> **Assigned task**
Give the listing again, word for word, and let no picture into it.

> **Dataset records**
▬▬▬▬▬▬▬▬▬▬

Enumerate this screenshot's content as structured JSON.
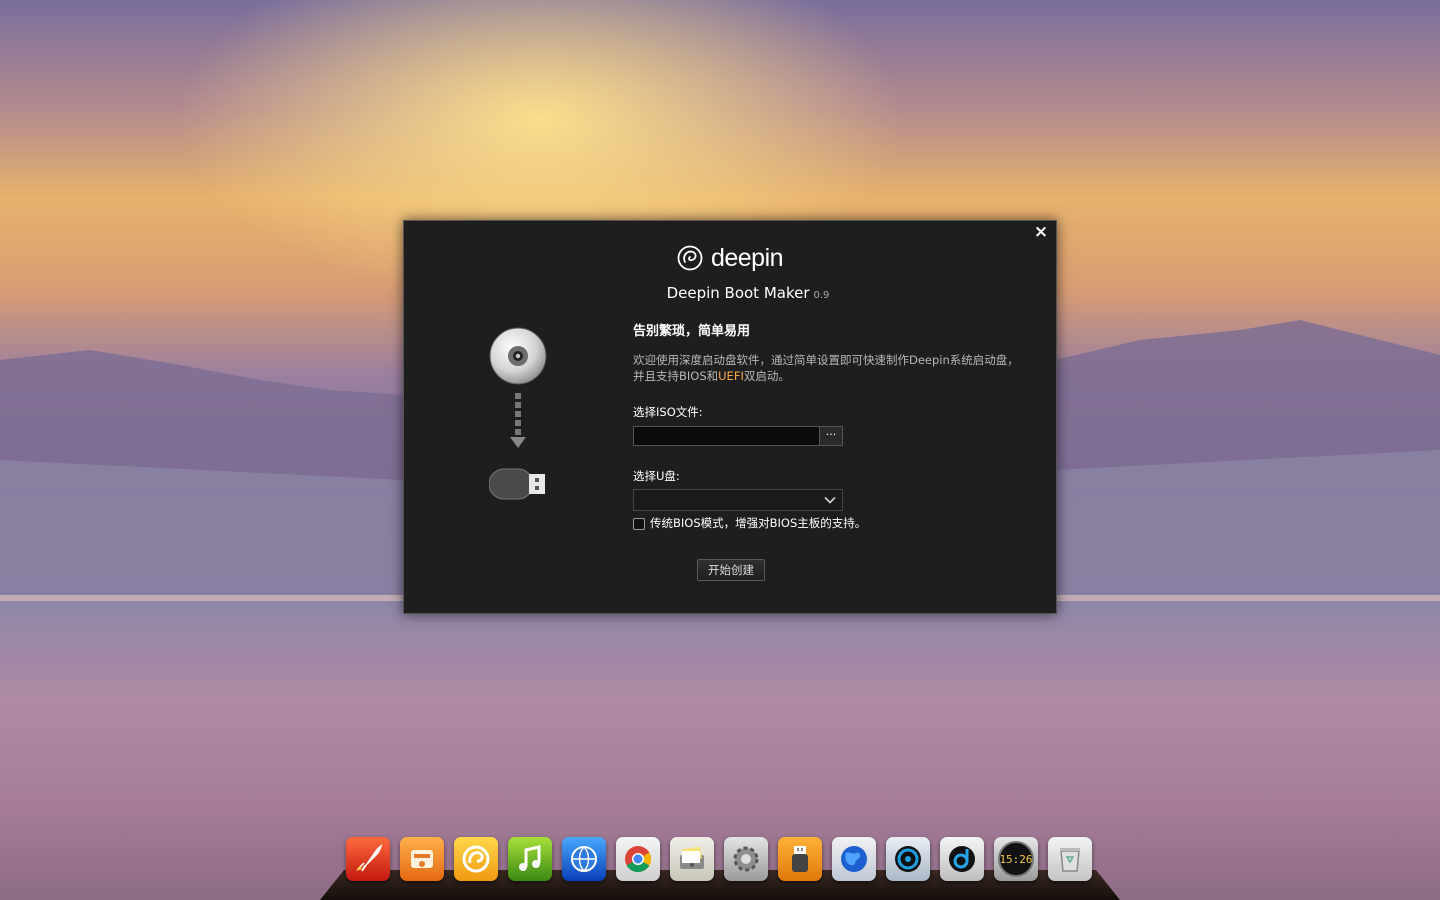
{
  "dialog": {
    "logo_text": "deepin",
    "app_title": "Deepin Boot Maker",
    "app_version": "0.9",
    "close_label": "×",
    "slogan": "告别繁琐，简单易用",
    "description_part1": "欢迎使用深度启动盘软件，通过简单设置即可快速制作Deepin系统启动盘，并且支持BIOS和",
    "description_highlight": "UEFI",
    "description_part2": "双启动。",
    "iso_label": "选择ISO文件:",
    "iso_value": "",
    "browse_label": "···",
    "usb_label": "选择U盘:",
    "usb_value": "",
    "bios_checkbox_checked": false,
    "bios_label": "传统BIOS模式，增强对BIOS主板的支持。",
    "start_button_label": "开始创建",
    "accent_color": "#ffa84a"
  },
  "dock": {
    "items": [
      {
        "name": "launcher-rocket-icon"
      },
      {
        "name": "software-center-icon"
      },
      {
        "name": "deepin-game-icon"
      },
      {
        "name": "deepin-music-icon"
      },
      {
        "name": "network-globe-icon"
      },
      {
        "name": "chrome-icon"
      },
      {
        "name": "file-manager-icon"
      },
      {
        "name": "settings-gear-icon"
      },
      {
        "name": "boot-maker-usb-icon"
      },
      {
        "name": "browser-globe-icon"
      },
      {
        "name": "deepin-movie-icon"
      },
      {
        "name": "deepin-player-icon"
      },
      {
        "name": "clock-icon",
        "time": "15:26"
      },
      {
        "name": "trash-icon"
      }
    ]
  }
}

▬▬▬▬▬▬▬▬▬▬

> **Result**
Enumerate this screenshot's content as structured JSON.
{
  "dialog": {
    "logo_text": "deepin",
    "app_title": "Deepin Boot Maker",
    "app_version": "0.9",
    "close_label": "×",
    "slogan": "告别繁琐，简单易用",
    "description_part1": "欢迎使用深度启动盘软件，通过简单设置即可快速制作Deepin系统启动盘，并且支持BIOS和",
    "description_highlight": "UEFI",
    "description_part2": "双启动。",
    "iso_label": "选择ISO文件:",
    "iso_value": "",
    "browse_label": "···",
    "usb_label": "选择U盘:",
    "usb_value": "",
    "bios_checkbox_checked": false,
    "bios_label": "传统BIOS模式，增强对BIOS主板的支持。",
    "start_button_label": "开始创建",
    "accent_color": "#ffa84a"
  },
  "dock": {
    "items": [
      {
        "name": "launcher-rocket-icon"
      },
      {
        "name": "software-center-icon"
      },
      {
        "name": "deepin-game-icon"
      },
      {
        "name": "deepin-music-icon"
      },
      {
        "name": "network-globe-icon"
      },
      {
        "name": "chrome-icon"
      },
      {
        "name": "file-manager-icon"
      },
      {
        "name": "settings-gear-icon"
      },
      {
        "name": "boot-maker-usb-icon"
      },
      {
        "name": "browser-globe-icon"
      },
      {
        "name": "deepin-movie-icon"
      },
      {
        "name": "deepin-player-icon"
      },
      {
        "name": "clock-icon",
        "time": "15:26"
      },
      {
        "name": "trash-icon"
      }
    ]
  }
}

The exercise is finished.